Going into this I expected slice of life, girl power anime. Coming out, I cursed the Demon Lord himself for not allowing Ai Yazawa to continue the manga that has for so long been on hiatus. Without the manga continuing, there can be no anime of epic downfall and emotional turmoil. And no happy ending for Nobu and Hachiko either… Oh well, they worked with what they had.
And boy, did they have a lot. Nana is the story of, well, two girls with the same name, Nana. Normally when I see the word Nana, I think old lady. But, in the realm of Japanese anime, Nana means 7 (please stop me if I’m being redundant). And these two girls come from separate worlds. Nana Komatsu (Hachiko, her pet name meaning 8), comes from a well to do, middle class family with nothing but dreams of a happy family life with her boyfriend, Shoji. Nana Osaki is a punk rocker with no family past to speak of and a whole lot of rage and cigarettes to sing about. One day they meet on a train and their lives are changed… forever?
People do some great artwork for this show.

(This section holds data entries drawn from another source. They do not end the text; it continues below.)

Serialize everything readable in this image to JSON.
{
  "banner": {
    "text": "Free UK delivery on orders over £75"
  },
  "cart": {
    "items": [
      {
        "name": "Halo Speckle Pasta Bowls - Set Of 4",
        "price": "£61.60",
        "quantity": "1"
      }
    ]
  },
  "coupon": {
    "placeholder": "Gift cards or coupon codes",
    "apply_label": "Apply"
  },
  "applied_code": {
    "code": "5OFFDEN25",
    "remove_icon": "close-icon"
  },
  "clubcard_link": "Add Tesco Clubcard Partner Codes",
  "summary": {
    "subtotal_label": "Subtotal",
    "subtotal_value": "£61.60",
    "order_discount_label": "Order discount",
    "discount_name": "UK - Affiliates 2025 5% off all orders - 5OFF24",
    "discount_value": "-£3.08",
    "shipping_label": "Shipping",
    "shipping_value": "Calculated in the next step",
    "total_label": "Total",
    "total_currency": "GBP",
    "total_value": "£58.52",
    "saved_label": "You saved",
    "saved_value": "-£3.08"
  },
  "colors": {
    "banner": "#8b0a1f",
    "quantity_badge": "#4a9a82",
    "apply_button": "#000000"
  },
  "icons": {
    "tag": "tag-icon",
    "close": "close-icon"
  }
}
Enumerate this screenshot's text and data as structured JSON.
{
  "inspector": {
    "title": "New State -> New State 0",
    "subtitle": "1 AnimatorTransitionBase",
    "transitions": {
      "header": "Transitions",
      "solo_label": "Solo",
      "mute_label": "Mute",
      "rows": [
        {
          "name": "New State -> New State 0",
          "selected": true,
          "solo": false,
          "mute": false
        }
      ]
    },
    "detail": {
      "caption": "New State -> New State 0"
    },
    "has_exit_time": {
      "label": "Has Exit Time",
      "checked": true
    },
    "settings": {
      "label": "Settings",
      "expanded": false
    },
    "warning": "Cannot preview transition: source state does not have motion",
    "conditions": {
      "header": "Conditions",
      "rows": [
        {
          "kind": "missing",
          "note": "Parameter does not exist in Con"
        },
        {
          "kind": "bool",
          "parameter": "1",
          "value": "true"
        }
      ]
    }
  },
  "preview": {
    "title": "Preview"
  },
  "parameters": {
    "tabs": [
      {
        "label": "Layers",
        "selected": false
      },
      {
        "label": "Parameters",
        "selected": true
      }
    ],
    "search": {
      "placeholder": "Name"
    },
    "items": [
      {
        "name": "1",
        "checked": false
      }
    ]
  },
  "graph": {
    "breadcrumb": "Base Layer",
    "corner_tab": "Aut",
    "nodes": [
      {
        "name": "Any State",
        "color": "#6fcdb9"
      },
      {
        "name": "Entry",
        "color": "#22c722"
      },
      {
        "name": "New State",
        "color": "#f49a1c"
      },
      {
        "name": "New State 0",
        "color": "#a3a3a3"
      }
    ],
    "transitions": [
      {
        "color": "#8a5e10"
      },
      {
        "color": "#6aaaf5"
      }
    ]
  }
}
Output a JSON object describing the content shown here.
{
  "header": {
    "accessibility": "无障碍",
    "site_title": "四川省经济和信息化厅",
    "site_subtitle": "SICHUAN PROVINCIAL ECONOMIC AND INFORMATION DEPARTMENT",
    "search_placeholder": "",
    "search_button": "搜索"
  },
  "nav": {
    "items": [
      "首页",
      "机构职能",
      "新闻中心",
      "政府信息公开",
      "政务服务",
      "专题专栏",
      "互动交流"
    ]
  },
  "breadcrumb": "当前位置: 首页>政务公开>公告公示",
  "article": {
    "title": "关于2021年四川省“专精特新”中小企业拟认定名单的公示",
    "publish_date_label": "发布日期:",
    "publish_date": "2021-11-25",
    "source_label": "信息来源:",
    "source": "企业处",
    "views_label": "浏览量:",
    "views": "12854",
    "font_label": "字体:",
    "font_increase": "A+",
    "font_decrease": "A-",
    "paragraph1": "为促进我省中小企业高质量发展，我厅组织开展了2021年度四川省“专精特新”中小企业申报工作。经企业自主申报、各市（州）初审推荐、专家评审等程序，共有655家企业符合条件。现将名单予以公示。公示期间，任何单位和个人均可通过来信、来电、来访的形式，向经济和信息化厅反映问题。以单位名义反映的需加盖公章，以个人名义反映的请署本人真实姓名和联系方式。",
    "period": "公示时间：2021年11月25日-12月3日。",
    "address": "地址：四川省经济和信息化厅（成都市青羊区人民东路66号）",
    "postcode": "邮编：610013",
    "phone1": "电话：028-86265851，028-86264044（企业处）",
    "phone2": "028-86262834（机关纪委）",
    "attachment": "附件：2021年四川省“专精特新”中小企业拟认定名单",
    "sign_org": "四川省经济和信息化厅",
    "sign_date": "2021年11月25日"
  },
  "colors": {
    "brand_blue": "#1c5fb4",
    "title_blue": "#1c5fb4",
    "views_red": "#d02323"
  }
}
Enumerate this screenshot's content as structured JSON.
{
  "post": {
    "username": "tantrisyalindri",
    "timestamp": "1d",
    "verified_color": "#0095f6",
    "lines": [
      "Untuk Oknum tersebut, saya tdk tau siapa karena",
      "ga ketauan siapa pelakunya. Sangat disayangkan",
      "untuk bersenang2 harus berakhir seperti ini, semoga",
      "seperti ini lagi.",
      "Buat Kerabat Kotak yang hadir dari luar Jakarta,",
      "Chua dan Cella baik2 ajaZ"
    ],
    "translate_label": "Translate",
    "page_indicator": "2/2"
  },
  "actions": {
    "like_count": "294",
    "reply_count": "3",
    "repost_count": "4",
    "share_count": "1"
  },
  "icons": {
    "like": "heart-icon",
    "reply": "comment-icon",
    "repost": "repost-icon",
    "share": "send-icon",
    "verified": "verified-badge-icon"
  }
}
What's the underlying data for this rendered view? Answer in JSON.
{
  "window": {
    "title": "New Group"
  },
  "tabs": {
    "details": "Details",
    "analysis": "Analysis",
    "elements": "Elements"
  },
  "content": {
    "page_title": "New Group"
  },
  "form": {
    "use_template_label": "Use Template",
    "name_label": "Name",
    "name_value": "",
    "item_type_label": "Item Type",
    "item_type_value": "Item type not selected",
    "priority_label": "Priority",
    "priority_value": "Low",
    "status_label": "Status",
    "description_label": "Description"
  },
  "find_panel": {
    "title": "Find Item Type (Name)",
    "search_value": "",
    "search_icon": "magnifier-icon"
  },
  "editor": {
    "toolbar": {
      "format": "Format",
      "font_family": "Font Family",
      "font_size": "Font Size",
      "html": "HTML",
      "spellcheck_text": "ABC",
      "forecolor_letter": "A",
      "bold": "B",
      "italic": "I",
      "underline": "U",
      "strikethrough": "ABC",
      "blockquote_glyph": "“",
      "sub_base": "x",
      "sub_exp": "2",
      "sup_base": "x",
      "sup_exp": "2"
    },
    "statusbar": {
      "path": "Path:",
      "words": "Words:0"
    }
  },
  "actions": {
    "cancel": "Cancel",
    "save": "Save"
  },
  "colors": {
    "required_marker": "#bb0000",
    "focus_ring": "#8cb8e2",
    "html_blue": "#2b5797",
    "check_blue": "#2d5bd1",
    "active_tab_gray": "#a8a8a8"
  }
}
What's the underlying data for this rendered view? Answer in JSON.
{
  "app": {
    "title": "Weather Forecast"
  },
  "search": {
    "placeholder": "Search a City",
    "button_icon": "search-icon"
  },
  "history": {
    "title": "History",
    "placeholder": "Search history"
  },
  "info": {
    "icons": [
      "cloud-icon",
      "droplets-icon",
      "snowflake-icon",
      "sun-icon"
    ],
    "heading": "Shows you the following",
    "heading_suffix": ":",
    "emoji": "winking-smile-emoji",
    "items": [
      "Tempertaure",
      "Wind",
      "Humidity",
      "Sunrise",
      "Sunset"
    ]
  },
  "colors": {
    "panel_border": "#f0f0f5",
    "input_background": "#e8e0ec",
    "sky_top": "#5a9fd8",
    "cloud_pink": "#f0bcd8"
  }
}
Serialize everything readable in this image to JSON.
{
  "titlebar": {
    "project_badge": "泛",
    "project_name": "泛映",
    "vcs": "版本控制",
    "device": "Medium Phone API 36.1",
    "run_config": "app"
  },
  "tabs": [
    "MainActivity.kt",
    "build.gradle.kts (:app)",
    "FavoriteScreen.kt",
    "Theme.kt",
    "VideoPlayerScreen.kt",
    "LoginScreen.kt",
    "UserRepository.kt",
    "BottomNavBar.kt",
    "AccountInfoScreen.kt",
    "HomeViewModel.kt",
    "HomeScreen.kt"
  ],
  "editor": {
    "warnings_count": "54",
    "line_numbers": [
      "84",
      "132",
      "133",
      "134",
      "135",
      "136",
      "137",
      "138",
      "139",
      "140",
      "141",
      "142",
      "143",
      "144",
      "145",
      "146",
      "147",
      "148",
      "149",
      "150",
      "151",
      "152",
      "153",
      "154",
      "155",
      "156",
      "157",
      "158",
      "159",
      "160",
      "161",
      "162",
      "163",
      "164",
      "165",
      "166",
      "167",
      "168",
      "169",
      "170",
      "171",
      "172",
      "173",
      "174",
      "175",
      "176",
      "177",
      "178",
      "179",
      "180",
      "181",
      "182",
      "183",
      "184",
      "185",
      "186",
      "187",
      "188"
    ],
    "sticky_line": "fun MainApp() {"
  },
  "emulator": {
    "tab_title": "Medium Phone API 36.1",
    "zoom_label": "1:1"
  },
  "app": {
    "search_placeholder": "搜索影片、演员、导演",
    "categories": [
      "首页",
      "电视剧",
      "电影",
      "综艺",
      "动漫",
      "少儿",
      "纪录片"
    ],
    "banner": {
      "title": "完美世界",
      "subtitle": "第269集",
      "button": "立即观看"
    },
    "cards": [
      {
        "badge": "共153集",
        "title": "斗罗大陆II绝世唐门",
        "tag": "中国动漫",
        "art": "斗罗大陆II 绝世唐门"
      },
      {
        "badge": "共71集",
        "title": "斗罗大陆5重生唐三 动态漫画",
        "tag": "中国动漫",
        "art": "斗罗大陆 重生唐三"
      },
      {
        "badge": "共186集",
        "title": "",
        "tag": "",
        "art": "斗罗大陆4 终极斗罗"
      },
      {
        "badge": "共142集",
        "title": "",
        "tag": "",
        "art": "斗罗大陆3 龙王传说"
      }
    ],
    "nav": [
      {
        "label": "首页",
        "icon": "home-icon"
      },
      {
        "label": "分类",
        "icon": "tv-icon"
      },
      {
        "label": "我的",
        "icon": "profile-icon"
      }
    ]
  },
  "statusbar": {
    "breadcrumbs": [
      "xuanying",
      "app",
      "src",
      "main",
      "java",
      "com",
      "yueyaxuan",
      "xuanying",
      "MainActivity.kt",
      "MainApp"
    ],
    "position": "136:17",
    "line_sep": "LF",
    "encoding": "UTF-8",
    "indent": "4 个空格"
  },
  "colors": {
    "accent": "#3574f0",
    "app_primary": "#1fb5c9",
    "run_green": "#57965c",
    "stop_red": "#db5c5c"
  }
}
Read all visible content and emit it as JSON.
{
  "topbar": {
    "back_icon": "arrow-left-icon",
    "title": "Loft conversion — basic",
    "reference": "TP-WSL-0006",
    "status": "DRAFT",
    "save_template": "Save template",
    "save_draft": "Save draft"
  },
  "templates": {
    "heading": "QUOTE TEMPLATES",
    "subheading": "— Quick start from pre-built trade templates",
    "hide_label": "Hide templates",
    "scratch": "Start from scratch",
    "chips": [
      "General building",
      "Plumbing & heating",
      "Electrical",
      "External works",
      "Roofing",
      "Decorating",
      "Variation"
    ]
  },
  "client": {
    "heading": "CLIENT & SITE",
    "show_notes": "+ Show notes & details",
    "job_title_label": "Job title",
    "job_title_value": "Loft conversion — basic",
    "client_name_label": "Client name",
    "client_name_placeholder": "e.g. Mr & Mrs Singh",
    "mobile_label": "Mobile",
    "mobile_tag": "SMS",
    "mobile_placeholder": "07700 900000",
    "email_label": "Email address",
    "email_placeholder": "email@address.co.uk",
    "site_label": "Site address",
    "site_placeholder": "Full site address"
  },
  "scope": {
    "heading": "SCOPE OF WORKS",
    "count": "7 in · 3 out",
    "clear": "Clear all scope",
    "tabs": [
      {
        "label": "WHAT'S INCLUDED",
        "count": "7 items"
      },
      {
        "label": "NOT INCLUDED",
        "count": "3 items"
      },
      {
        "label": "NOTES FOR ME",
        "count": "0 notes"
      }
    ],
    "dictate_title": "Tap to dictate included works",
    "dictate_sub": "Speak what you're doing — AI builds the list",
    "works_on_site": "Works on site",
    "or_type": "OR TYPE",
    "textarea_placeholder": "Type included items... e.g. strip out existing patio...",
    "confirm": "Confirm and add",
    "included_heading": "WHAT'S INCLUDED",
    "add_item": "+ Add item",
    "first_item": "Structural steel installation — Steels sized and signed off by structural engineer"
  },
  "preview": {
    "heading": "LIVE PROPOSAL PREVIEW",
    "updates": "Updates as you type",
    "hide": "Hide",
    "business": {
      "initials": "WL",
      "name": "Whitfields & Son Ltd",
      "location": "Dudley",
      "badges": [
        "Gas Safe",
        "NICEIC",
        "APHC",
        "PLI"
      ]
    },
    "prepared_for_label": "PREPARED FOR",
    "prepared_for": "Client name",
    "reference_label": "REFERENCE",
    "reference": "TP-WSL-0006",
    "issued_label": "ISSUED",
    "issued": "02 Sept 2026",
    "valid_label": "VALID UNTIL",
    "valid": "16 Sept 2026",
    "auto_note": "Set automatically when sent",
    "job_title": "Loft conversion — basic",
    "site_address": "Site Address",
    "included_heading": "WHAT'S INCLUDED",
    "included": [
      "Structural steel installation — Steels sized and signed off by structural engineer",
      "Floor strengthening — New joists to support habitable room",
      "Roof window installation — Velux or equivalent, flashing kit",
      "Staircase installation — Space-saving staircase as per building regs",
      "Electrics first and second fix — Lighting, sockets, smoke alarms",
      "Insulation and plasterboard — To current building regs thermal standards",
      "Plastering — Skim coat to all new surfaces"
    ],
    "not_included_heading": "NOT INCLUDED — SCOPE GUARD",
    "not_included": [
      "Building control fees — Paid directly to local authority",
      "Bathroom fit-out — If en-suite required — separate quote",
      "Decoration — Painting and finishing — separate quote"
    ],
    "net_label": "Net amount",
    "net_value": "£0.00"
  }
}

A lot of stuff happens in the span of this 47 episode anime. Relationships are founded and lost, friends are made and lost, basically, a lot of stuff is found and subsequently lost. There’s pain and anguish, scenes of sexy times, and a lot of cigarette smoke. But hidden behind that cigarette smoke is one thing. The love of ambition and love itself. Nana Osaki won’t let anything get her down and plans on beating the rivalry that is created between her band Blast! and her boyfriend’s band, Trapnest. This dynamic in itself creates problems between the bands as both sides become intertwined in a web of secrecy, seduction, and snarky conversations.
What I found great about this show was the even distribution given between the two Nana’s. Hachiko is given equal time at the beginning with her relationships and problems of fidelity and then Nana Osaki is given her time to shine as her
Ren and Nana, two loves from opposing bands.
band becomes popular in Tokyo. The chance happening of meeting each other on the train and the separate lives that come together under one apartment roof is an interesting premise that is buffered with good turns and emotional climaxes. The characters are diverse and strong in their certain flaws which gives an element of a darker relationship based “slice of life” anime that is where it really hits hardest.
But there are flaws. And it’s not that flaws are bad. But all of these characters are passive. They allow everything to happen to them by key characters. Not to divulge too much, but Takumi Ichinose of Trapnest controls the last 20
The most smoking ever. This show is adverts for smoking.
episodes of this anime. And the decisions you’d like to see happen for that happy ending don’t happen, but you are sort of okay with it at the end (other than the hiatus placed on this manga…). But the ineptitude and inability of certain main characters to function is just staggering. It makes you hate them and wish for them to move at the same time. Heartbreaking.
Just a taste of the manga that needs to be brougt back.
Other than that, work on your shipping skills and hope for the best for the Nana’s. The voice acting is fantastic and there’s a character for everyone to love in this show. It’s simple charm about people attempting to achieve their biggest dreams, however big or small makes for a great anime. ‘Cause, come on, who wouldn’t want to follow a band around as they become famous, being their friends and just having the ride of your life! Enjoy the amazing music by Olivia and the quirky animation and raw human emotions and talent portrayed by the voice actors (subbed for this one). I give Nana more than just a 7, I give it an 8.1 out of 10. Recommended for anyone interested in life and love.
And here’s a little taste of the music of Nana in this first opener.